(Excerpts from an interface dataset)
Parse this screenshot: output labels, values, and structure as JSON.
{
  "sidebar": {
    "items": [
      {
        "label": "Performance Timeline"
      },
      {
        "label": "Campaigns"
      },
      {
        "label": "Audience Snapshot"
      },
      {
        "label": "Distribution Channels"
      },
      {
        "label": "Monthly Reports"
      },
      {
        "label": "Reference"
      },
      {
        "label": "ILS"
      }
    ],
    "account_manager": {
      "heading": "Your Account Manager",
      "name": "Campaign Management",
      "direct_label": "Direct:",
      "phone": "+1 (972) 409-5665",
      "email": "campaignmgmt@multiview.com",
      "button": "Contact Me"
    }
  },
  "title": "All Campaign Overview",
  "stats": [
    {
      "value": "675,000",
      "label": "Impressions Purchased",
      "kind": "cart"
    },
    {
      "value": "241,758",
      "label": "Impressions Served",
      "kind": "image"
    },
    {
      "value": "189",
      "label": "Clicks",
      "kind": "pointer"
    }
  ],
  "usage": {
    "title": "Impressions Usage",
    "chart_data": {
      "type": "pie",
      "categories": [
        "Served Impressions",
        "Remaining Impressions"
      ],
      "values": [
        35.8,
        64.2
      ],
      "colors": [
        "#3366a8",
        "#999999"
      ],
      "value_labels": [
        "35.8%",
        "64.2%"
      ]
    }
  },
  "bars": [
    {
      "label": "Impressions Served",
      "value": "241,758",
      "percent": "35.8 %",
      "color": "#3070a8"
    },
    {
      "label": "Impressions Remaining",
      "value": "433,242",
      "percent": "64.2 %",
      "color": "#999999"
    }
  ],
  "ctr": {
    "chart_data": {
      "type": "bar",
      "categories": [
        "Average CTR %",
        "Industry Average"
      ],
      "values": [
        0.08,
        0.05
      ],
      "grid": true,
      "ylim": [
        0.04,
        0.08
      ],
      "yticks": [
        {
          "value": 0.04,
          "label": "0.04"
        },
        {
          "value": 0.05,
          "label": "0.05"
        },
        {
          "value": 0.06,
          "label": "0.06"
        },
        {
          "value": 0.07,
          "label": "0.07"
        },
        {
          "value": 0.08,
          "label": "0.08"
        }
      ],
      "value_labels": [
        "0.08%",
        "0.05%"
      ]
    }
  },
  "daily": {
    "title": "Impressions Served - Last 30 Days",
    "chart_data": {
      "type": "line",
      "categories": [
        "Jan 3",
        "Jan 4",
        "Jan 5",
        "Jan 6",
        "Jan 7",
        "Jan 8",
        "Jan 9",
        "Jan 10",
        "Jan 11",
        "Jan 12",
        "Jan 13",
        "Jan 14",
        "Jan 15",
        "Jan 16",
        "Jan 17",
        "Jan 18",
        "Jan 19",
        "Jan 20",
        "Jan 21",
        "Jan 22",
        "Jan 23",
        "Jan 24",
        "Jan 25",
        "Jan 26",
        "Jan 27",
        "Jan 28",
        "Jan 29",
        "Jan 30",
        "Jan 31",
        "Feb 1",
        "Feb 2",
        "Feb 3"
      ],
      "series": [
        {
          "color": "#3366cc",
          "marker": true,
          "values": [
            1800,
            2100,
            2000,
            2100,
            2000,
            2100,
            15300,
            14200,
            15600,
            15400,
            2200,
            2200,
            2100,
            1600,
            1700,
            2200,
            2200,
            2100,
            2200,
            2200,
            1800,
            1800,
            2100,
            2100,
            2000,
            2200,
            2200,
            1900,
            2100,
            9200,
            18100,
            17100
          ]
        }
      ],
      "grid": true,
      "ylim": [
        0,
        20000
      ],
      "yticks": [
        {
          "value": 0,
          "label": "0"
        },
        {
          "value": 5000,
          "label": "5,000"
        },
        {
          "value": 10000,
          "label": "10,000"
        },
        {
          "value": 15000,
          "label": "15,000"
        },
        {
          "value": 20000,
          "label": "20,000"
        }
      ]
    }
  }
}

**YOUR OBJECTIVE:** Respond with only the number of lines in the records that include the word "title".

**SOLVED PROBLEM:** 3